== WORK REQUEST ==
Your answer should be every line from the records that contains "subtitle".

== Extracted data entries ==
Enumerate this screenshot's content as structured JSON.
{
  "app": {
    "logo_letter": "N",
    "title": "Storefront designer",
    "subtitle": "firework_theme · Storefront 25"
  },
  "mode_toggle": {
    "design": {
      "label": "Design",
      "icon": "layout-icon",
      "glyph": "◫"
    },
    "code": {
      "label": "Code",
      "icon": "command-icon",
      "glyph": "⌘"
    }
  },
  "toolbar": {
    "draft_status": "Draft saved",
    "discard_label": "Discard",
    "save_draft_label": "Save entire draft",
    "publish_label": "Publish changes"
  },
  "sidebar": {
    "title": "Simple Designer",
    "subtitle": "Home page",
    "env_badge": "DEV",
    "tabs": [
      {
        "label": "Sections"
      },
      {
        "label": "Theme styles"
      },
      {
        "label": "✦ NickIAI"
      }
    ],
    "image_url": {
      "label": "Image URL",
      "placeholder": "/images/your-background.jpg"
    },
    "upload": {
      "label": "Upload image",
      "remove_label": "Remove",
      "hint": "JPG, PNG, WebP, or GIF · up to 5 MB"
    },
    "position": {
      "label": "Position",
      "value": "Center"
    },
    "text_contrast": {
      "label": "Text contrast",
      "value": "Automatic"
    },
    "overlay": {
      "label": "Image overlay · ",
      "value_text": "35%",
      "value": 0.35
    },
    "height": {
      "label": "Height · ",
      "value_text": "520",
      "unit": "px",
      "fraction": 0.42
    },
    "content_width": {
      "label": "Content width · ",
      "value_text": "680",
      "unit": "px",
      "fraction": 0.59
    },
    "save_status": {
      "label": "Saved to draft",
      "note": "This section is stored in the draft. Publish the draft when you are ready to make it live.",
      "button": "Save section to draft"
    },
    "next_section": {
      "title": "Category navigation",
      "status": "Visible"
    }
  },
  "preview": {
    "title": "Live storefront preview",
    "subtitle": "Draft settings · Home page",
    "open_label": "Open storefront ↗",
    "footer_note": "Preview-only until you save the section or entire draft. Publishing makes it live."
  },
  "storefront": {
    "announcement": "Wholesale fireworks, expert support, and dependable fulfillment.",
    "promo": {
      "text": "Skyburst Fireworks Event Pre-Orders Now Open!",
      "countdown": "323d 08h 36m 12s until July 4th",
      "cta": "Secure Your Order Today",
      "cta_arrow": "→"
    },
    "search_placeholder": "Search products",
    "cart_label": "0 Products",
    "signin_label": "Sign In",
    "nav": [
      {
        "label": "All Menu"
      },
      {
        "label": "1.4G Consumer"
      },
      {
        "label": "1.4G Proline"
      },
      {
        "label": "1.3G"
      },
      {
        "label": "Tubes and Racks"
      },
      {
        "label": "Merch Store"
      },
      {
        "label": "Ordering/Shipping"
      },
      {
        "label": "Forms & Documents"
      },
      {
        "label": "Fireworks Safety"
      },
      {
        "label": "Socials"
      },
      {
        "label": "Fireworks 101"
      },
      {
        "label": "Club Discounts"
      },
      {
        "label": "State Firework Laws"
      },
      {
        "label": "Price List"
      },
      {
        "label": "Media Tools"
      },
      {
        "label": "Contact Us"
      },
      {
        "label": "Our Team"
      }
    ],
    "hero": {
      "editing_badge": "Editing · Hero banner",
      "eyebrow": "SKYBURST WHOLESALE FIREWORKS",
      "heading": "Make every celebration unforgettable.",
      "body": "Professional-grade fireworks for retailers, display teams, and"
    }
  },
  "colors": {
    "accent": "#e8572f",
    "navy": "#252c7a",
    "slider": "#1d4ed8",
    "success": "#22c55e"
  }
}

== ANSWER TO THIS TASK ==
    "subtitle": "firework_theme · Storefront 25"
    "subtitle": "Home page",
    "subtitle": "Draft settings · Home page",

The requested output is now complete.